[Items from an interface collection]
=== Section Start ===
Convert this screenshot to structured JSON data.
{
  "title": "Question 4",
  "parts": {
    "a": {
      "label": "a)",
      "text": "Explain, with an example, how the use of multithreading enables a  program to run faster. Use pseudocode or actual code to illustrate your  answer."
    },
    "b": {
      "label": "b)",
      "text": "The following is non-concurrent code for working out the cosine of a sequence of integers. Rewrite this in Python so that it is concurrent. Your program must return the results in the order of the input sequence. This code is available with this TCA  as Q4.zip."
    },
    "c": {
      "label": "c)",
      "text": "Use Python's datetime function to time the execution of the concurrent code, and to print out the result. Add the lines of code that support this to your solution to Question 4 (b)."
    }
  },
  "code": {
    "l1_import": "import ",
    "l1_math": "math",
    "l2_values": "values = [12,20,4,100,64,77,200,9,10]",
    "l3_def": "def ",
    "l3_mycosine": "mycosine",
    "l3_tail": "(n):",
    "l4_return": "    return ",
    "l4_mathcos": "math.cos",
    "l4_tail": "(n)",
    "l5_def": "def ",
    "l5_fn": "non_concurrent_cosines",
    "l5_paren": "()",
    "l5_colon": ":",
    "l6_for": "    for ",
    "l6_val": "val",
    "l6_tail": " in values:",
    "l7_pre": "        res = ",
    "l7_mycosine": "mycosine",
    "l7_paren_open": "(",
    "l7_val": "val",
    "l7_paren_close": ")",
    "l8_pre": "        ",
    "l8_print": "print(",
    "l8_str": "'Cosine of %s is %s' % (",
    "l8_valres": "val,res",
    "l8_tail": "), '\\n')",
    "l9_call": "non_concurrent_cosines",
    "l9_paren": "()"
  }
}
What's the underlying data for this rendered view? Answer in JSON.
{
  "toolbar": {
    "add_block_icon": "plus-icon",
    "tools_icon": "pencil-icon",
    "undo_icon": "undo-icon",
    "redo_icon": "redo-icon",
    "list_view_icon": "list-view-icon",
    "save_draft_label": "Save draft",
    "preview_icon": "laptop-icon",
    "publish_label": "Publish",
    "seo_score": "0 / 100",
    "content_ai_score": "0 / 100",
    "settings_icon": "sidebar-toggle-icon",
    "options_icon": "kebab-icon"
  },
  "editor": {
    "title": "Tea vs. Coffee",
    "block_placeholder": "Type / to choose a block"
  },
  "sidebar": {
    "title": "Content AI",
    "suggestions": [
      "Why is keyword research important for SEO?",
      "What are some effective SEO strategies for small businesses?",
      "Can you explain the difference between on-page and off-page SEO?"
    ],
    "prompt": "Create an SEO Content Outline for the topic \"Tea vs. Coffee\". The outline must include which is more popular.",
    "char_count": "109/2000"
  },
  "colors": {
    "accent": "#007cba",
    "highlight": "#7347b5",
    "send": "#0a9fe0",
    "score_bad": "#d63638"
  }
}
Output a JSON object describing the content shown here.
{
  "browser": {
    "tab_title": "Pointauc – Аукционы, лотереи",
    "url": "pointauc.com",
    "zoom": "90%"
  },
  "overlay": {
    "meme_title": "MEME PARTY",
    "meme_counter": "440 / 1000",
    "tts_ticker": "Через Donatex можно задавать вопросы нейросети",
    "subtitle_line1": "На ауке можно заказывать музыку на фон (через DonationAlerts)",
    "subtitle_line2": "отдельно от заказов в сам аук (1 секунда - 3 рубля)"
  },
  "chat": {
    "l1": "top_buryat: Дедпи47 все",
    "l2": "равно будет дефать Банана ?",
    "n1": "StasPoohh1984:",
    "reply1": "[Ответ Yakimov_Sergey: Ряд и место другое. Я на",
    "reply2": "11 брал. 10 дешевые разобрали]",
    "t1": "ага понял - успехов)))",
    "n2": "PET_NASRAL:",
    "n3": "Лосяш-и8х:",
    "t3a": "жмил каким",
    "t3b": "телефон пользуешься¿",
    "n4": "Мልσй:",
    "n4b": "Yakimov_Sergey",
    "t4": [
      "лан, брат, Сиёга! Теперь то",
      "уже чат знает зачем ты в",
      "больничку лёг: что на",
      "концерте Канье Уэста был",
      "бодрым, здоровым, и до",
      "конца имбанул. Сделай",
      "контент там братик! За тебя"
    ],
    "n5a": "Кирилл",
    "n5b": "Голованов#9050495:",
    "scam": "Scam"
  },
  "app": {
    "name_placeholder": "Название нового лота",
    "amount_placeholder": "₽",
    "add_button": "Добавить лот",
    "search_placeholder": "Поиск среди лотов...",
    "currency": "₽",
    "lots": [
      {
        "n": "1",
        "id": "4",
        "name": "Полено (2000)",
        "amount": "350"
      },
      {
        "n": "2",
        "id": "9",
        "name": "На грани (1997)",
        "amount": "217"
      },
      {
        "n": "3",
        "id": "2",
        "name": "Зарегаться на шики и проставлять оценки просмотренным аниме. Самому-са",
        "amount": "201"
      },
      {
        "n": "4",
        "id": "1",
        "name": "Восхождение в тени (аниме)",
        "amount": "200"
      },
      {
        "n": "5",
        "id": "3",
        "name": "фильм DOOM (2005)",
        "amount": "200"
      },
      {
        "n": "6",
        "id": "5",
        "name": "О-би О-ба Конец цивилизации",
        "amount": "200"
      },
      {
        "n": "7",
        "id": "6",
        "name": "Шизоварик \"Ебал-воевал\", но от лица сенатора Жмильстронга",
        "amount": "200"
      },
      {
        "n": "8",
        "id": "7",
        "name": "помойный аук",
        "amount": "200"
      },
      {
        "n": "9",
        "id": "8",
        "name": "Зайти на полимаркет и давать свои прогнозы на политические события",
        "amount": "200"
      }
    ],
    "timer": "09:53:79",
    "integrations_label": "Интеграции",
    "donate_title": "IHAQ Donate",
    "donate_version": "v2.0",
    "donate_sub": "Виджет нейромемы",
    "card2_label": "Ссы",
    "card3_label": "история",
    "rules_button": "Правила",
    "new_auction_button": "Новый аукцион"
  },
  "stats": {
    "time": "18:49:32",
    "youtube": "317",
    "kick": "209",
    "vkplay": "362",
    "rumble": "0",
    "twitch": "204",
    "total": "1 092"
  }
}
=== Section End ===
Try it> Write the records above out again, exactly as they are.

Written answer>
Convert this screenshot to structured JSON data.
{
  "title": "Question 4",
  "parts": {
    "a": {
      "label": "a)",
      "text": "Explain, with an example, how the use of multithreading enables a  program to run faster. Use pseudocode or actual code to illustrate your  answer."
    },
    "b": {
      "label": "b)",
      "text": "The following is non-concurrent code for working out the cosine of a sequence of integers. Rewrite this in Python so that it is concurrent. Your program must return the results in the order of the input sequence. This code is available with this TCA  as Q4.zip."
    },
    "c": {
      "label": "c)",
      "text": "Use Python's datetime function to time the execution of the concurrent code, and to print out the result. Add the lines of code that support this to your solution to Question 4 (b)."
    }
  },
  "code": {
    "l1_import": "import ",
    "l1_math": "math",
    "l2_values": "values = [12,20,4,100,64,77,200,9,10]",
    "l3_def": "def ",
    "l3_mycosine": "mycosine",
    "l3_tail": "(n):",
    "l4_return": "    return ",
    "l4_mathcos": "math.cos",
    "l4_tail": "(n)",
    "l5_def": "def ",
    "l5_fn": "non_concurrent_cosines",
    "l5_paren": "()",
    "l5_colon": ":",
    "l6_for": "    for ",
    "l6_val": "val",
    "l6_tail": " in values:",
    "l7_pre": "        res = ",
    "l7_mycosine": "mycosine",
    "l7_paren_open": "(",
    "l7_val": "val",
    "l7_paren_close": ")",
    "l8_pre": "        ",
    "l8_print": "print(",
    "l8_str": "'Cosine of %s is %s' % (",
    "l8_valres": "val,res",
    "l8_tail": "), '\\n')",
    "l9_call": "non_concurrent_cosines",
    "l9_paren": "()"
  }
}
What's the underlying data for this rendered view? Answer in JSON.
{
  "toolbar": {
    "add_block_icon": "plus-icon",
    "tools_icon": "pencil-icon",
    "undo_icon": "undo-icon",
    "redo_icon": "redo-icon",
    "list_view_icon": "list-view-icon",
    "save_draft_label": "Save draft",
    "preview_icon": "laptop-icon",
    "publish_label": "Publish",
    "seo_score": "0 / 100",
    "content_ai_score": "0 / 100",
    "settings_icon": "sidebar-toggle-icon",
    "options_icon": "kebab-icon"
  },
  "editor": {
    "title": "Tea vs. Coffee",
    "block_placeholder": "Type / to choose a block"
  },
  "sidebar": {
    "title": "Content AI",
    "suggestions": [
      "Why is keyword research important for SEO?",
      "What are some effective SEO strategies for small businesses?",
      "Can you explain the difference between on-page and off-page SEO?"
    ],
    "prompt": "Create an SEO Content Outline for the topic \"Tea vs. Coffee\". The outline must include which is more popular.",
    "char_count": "109/2000"
  },
  "colors": {
    "accent": "#007cba",
    "highlight": "#7347b5",
    "send": "#0a9fe0",
    "score_bad": "#d63638"
  }
}
Output a JSON object describing the content shown here.
{
  "browser": {
    "tab_title": "Pointauc – Аукционы, лотереи",
    "url": "pointauc.com",
    "zoom": "90%"
  },
  "overlay": {
    "meme_title": "MEME PARTY",
    "meme_counter": "440 / 1000",
    "tts_ticker": "Через Donatex можно задавать вопросы нейросети",
    "subtitle_line1": "На ауке можно заказывать музыку на фон (через DonationAlerts)",
    "subtitle_line2": "отдельно от заказов в сам аук (1 секунда - 3 рубля)"
  },
  "chat": {
    "l1": "top_buryat: Дедпи47 все",
    "l2": "равно будет дефать Банана ?",
    "n1": "StasPoohh1984:",
    "reply1": "[Ответ Yakimov_Sergey: Ряд и место другое. Я на",
    "reply2": "11 брал. 10 дешевые разобрали]",
    "t1": "ага понял - успехов)))",
    "n2": "PET_NASRAL:",
    "n3": "Лосяш-и8х:",
    "t3a": "жмил каким",
    "t3b": "телефон пользуешься¿",
    "n4": "Мልσй:",
    "n4b": "Yakimov_Sergey",
    "t4": [
      "лан, брат, Сиёга! Теперь то",
      "уже чат знает зачем ты в",
      "больничку лёг: что на",
      "концерте Канье Уэста был",
      "бодрым, здоровым, и до",
      "конца имбанул. Сделай",
      "контент там братик! За тебя"
    ],
    "n5a": "Кирилл",
    "n5b": "Голованов#9050495:",
    "scam": "Scam"
  },
  "app": {
    "name_placeholder": "Название нового лота",
    "amount_placeholder": "₽",
    "add_button": "Добавить лот",
    "search_placeholder": "Поиск среди лотов...",
    "currency": "₽",
    "lots": [
      {
        "n": "1",
        "id": "4",
        "name": "Полено (2000)",
        "amount": "350"
      },
      {
        "n": "2",
        "id": "9",
        "name": "На грани (1997)",
        "amount": "217"
      },
      {
        "n": "3",
        "id": "2",
        "name": "Зарегаться на шики и проставлять оценки просмотренным аниме. Самому-са",
        "amount": "201"
      },
      {
        "n": "4",
        "id": "1",
        "name": "Восхождение в тени (аниме)",
        "amount": "200"
      },
      {
        "n": "5",
        "id": "3",
        "name": "фильм DOOM (2005)",
        "amount": "200"
      },
      {
        "n": "6",
        "id": "5",
        "name": "О-би О-ба Конец цивилизации",
        "amount": "200"
      },
      {
        "n": "7",
        "id": "6",
        "name": "Шизоварик \"Ебал-воевал\", но от лица сенатора Жмильстронга",
        "amount": "200"
      },
      {
        "n": "8",
        "id": "7",
        "name": "помойный аук",
        "amount": "200"
      },
      {
        "n": "9",
        "id": "8",
        "name": "Зайти на полимаркет и давать свои прогнозы на политические события",
        "amount": "200"
      }
    ],
    "timer": "09:53:79",
    "integrations_label": "Интеграции",
    "donate_title": "IHAQ Donate",
    "donate_version": "v2.0",
    "donate_sub": "Виджет нейромемы",
    "card2_label": "Ссы",
    "card3_label": "история",
    "rules_button": "Правила",
    "new_auction_button": "Новый аукцион"
  },
  "stats": {
    "time": "18:49:32",
    "youtube": "317",
    "kick": "209",
    "vkplay": "362",
    "rumble": "0",
    "twitch": "204",
    "total": "1 092"
  }
}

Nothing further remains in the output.